Just when we thought that political discourse could not become more parochial and negative after Maharashtra Navnirman Sena (MNS) chief Raj Thackeray’s tirade against migrant workers from UP and Bihar, the Shiv Sena executive president Uddhav Thackeray has proved us wrong. Instead of taking estranged cousin Raj head-on for his tunnel vision, Uddhav, the heir apparent to Shiv Sena supremo Balasaheb Thackeray has weighed in against migrant labour in the modernisation of Mumbai airport. He chillingly spoke of how outsiders would be packed off in a parcel and sent back in a cargo plane. And to think that Uddhav was considered a moderate to his volatile cousin’s over-the-top politics.
The Mumbai police, after dragging their feet while MNS workers were belabouring hapless Samajwadi Party activists on the streets and threatening to widen the conflict, have now filed an FIR against Raj for inciting violence. If fearful migrants had hoped that Thackeray Sr had seen the error of his ways leading the campaign against south Indian workers decades ago, they are barking up the wrong tree. In retaliation to Raj’s politics of belated imitation, the Shiv Sena has become a poor copy of the MNS. While all these ugly shenanigans are going on, two things are clear. One, that neither the MNS nor the Shiv Sena has any vision for Maharashtra with its myriad problems like farmers’ suicides and urban decay. All they seem bothered about is playing to the galleries in Mumbai as if Maharashtra began and ended in the city. Two, even as far as Mumbai is concerned, neither has any constructive agenda to get the tottering megalopolis back on its feet. Their outdated and regressive rhetoric suggests a sharp disconnect with reality. As we have mentioned in these columns, some of Mumbai’s most famous sons and daughters have origins outside the state.

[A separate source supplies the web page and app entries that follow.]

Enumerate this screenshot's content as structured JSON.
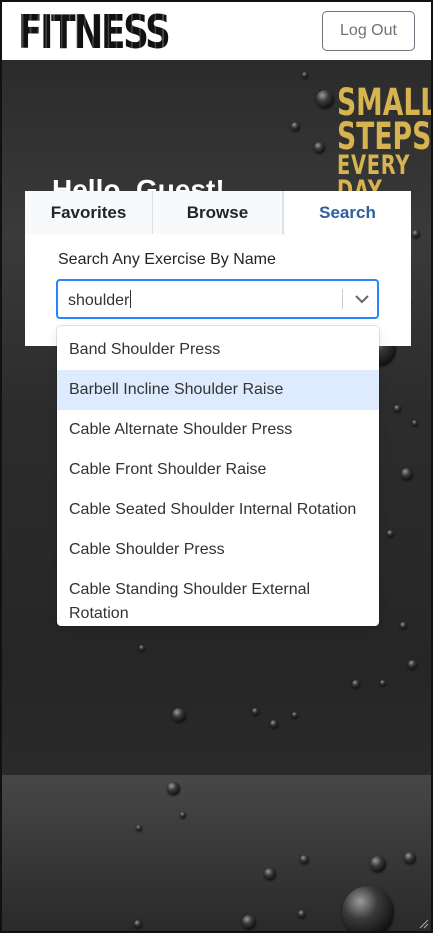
{
  "header": {
    "logo_text": "FITNESS",
    "logout_label": "Log Out"
  },
  "hero": {
    "greeting": "Hello, Guest!",
    "slogan": [
      "SMALL",
      "STEPS",
      "EVERY DAY"
    ]
  },
  "tabs": [
    {
      "label": "Favorites",
      "active": false
    },
    {
      "label": "Browse",
      "active": false
    },
    {
      "label": "Search",
      "active": true
    }
  ],
  "search": {
    "label": "Search Any Exercise By Name",
    "value": "shoulder"
  },
  "options": [
    {
      "label": "Band Shoulder Press",
      "highlighted": false
    },
    {
      "label": "Barbell Incline Shoulder Raise",
      "highlighted": true
    },
    {
      "label": "Cable Alternate Shoulder Press",
      "highlighted": false
    },
    {
      "label": "Cable Front Shoulder Raise",
      "highlighted": false
    },
    {
      "label": "Cable Seated Shoulder Internal Rotation",
      "highlighted": false
    },
    {
      "label": "Cable Shoulder Press",
      "highlighted": false
    },
    {
      "label": "Cable Standing Shoulder External Rotation",
      "highlighted": false
    }
  ],
  "icons": {
    "dropdown": "chevron-down-icon",
    "resize": "resize-handle-icon"
  },
  "colors": {
    "accent_tab": "#2c5f9e",
    "focus_border": "#2684ff",
    "option_highlight": "#deebff",
    "slogan_gold": "#d7b450"
  }
}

This narrow-mindedness could well rebound on Maharashtrians outside the state. It does not seem to have struck either party that what they are propounding is blatantly illegal and unconstitutional. Every Indian has a right to travel and work wherever he or she likes. It is ironic that we are clamouring to set up businesses abroad and work and study in foreign countries while trying to stop our own people doing the same within their own country. Publicity is the lifeblood of parties like the MNS and Shiv Sena. But surely there are more constructive ways of staying in the news than to preach the sort of divisive politics that will bring only disrepute to a still great city.